→ Work instruction
Print each entry in full, word for word, with no pictures in the result.

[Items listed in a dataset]
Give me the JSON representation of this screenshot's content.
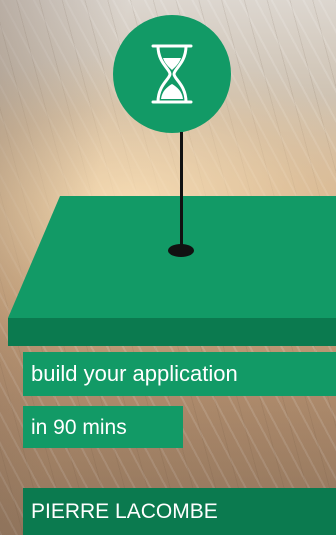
{
  "scene": {
    "badge_icon": "hourglass-icon",
    "colors": {
      "green_primary": "#129a66",
      "green_dark": "#0b7a4f",
      "pin": "#111111"
    }
  },
  "banners": {
    "line1": "build your application",
    "line2": "in 90 mins",
    "author": "PIERRE LACOMBE"
  }
}
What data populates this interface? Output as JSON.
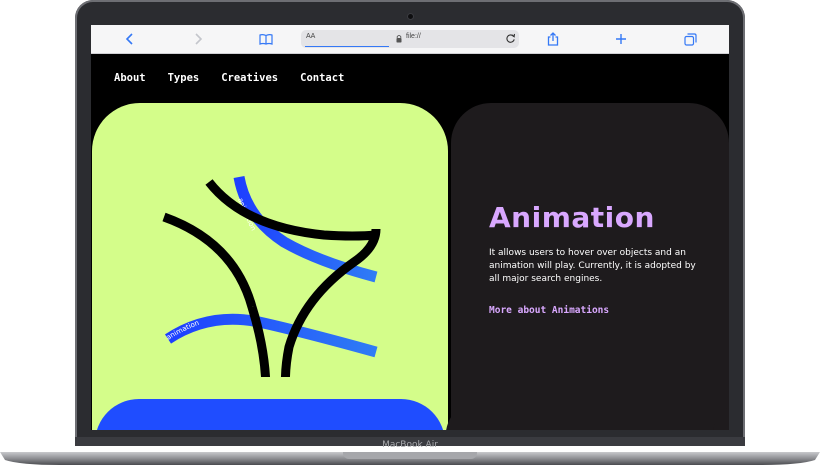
{
  "device": {
    "model_label": "MacBook Air"
  },
  "browser": {
    "address_prefix": "AA",
    "url": "file://",
    "icons": {
      "back": "chevron-left-icon",
      "forward": "chevron-right-icon",
      "bookmarks": "book-icon",
      "reload": "reload-icon",
      "share": "share-icon",
      "new_tab": "plus-icon",
      "tabs": "tabs-icon"
    }
  },
  "nav": {
    "items": [
      {
        "label": "About"
      },
      {
        "label": "Types"
      },
      {
        "label": "Creatives"
      },
      {
        "label": "Contact"
      }
    ]
  },
  "hero": {
    "graphic_texts": [
      "animation",
      "animation"
    ],
    "title": "Animation",
    "description": "It allows users to hover over objects and an animation will play. Currently, it is adopted by all major search engines.",
    "link_label": "More about Animations"
  },
  "colors": {
    "card_green": "#d4fd8a",
    "card_dark": "#1e1b1d",
    "accent_purple": "#d9a8ff",
    "accent_blue": "#1f4dff",
    "browser_blue": "#3478f6"
  }
}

→ Answer space
Give me the JSON representation of this screenshot's content.
{
  "scene": {
    "badge_icon": "hourglass-icon",
    "colors": {
      "green_primary": "#129a66",
      "green_dark": "#0b7a4f",
      "pin": "#111111"
    }
  },
  "banners": {
    "line1": "build your application",
    "line2": "in 90 mins",
    "author": "PIERRE LACOMBE"
  }
}
What data populates this interface? Output as JSON.
{
  "device": {
    "model_label": "MacBook Air"
  },
  "browser": {
    "address_prefix": "AA",
    "url": "file://",
    "icons": {
      "back": "chevron-left-icon",
      "forward": "chevron-right-icon",
      "bookmarks": "book-icon",
      "reload": "reload-icon",
      "share": "share-icon",
      "new_tab": "plus-icon",
      "tabs": "tabs-icon"
    }
  },
  "nav": {
    "items": [
      {
        "label": "About"
      },
      {
        "label": "Types"
      },
      {
        "label": "Creatives"
      },
      {
        "label": "Contact"
      }
    ]
  },
  "hero": {
    "graphic_texts": [
      "animation",
      "animation"
    ],
    "title": "Animation",
    "description": "It allows users to hover over objects and an animation will play. Currently, it is adopted by all major search engines.",
    "link_label": "More about Animations"
  },
  "colors": {
    "card_green": "#d4fd8a",
    "card_dark": "#1e1b1d",
    "accent_purple": "#d9a8ff",
    "accent_blue": "#1f4dff",
    "browser_blue": "#3478f6"
  }
}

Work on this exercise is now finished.